We tend to be uninterested in adaptive reuse projects that are little more than renovations or restorations. It’s not that they are unworthy because they are extremely important – contemporary adaptive reuse is based on sustainability principles on the one hand and heritage conservation as a basic social building block on the other. It’s just that we believe they should be the norm rather than the exception.

The Blue Grass Trust for Historic Preservation is typical of the many heritage trusts throughout the world that support the conservation of built heritage and the promotion of adaptive reuse has been one of their main tactics.

Founded in 1955 in Lexington, Kentucky to purchase and restore the 1814 Hunt-Morgan House, they then

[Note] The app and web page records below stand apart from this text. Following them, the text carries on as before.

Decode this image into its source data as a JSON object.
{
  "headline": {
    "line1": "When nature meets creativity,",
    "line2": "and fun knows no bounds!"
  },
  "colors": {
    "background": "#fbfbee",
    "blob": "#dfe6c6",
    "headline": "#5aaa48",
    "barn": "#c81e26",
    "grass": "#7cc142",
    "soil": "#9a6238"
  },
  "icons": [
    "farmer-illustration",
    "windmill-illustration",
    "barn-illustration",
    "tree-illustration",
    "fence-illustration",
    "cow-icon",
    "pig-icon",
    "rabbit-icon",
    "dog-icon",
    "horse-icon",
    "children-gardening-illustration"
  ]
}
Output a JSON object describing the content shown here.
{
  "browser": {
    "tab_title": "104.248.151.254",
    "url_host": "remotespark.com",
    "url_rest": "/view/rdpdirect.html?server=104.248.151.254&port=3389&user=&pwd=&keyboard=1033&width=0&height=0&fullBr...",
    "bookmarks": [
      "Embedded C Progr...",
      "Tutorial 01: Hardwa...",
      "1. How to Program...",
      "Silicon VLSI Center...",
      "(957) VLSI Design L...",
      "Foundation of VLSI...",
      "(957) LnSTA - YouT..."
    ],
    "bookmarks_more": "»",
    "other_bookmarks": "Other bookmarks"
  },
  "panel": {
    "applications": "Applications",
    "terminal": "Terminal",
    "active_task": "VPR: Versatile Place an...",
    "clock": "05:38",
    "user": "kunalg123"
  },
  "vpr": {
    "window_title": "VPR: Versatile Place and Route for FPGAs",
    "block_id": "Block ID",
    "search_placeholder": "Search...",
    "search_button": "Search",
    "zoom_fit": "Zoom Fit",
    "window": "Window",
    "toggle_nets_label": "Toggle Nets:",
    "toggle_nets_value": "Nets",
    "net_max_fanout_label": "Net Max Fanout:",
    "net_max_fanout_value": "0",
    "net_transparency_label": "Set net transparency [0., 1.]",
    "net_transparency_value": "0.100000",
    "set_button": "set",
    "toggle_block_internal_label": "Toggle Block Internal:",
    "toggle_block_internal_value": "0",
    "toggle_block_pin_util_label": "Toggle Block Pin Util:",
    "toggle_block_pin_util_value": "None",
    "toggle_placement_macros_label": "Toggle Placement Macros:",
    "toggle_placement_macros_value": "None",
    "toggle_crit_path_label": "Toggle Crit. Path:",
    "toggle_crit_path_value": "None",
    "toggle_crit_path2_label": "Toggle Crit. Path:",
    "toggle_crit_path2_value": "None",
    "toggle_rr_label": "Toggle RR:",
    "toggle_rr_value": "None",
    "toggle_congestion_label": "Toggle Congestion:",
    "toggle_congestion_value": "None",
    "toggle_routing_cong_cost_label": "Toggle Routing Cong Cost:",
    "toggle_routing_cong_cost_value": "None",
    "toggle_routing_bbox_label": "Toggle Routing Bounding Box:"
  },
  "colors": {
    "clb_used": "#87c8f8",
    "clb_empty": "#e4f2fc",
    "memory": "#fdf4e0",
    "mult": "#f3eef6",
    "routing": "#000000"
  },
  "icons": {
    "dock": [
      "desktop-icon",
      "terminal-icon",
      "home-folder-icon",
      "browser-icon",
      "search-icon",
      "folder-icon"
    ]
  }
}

helped save many other historic structures, including the Dudley House, Shakertown of Pleasant Hill, the Adam Rankin House, Henry Clay’s Law Office, Belle Breezing’s Row Houses, the Mary Todd Lincoln House, the Stilfield Log House and Benjamin Latrobe’s Pope Villa.

And it’s Pope Villa that interests us here.

It was designed by Benjamin Latrobe, architect of the US Capitol and the man who put the stamp of the Greek Revival on American public buildings of the period.

The Villa is a delighfully domestic variation on Palladio’s rotunda villas.

The Pope Villa is Latrobe’s best surviving domestic design. Its plan is unique in American residential architecture: a perfect square, with a domed, circular rotunda in the center of the second story. Latrobe drew inspiration from 16th century Italian architect Andrea Palladio, but unlike Palladio’s villas, the cubic mass of the Pope Villa conceals within itself a surprising sequence of rectilinear and curvilinear rooms, dramatically splashed with light and shadow. Latrobe called these interior effects “scenery”; they reflect his reliance on the compositional principles of 18th century Picturesque landscape design. Latrobe’s fusion of classical sources and Picturesque theory places the Pope Villa among the most important buildings of Federal America.

That’s its heritage significance. Its significance as adaptive reuse lies in the way the Blue Grass Trust, in the restrained way that it is restoring and interpreting the building is turning it into a full scale teaching aid,

an exposition of early ninetenth century building techniques and a centre for training heritage architects and trades people.

It’s rare to see the basic principles of the ICOMOS Burra Charter,

to “do as much as is necessary and as little as possible” and “leaving original fabric in ‘as found’ condition” apparently being enacted in such a positive way and we look forward to seeing the restored building.

Post a Comment

Your email is never shared. Required fields are marked *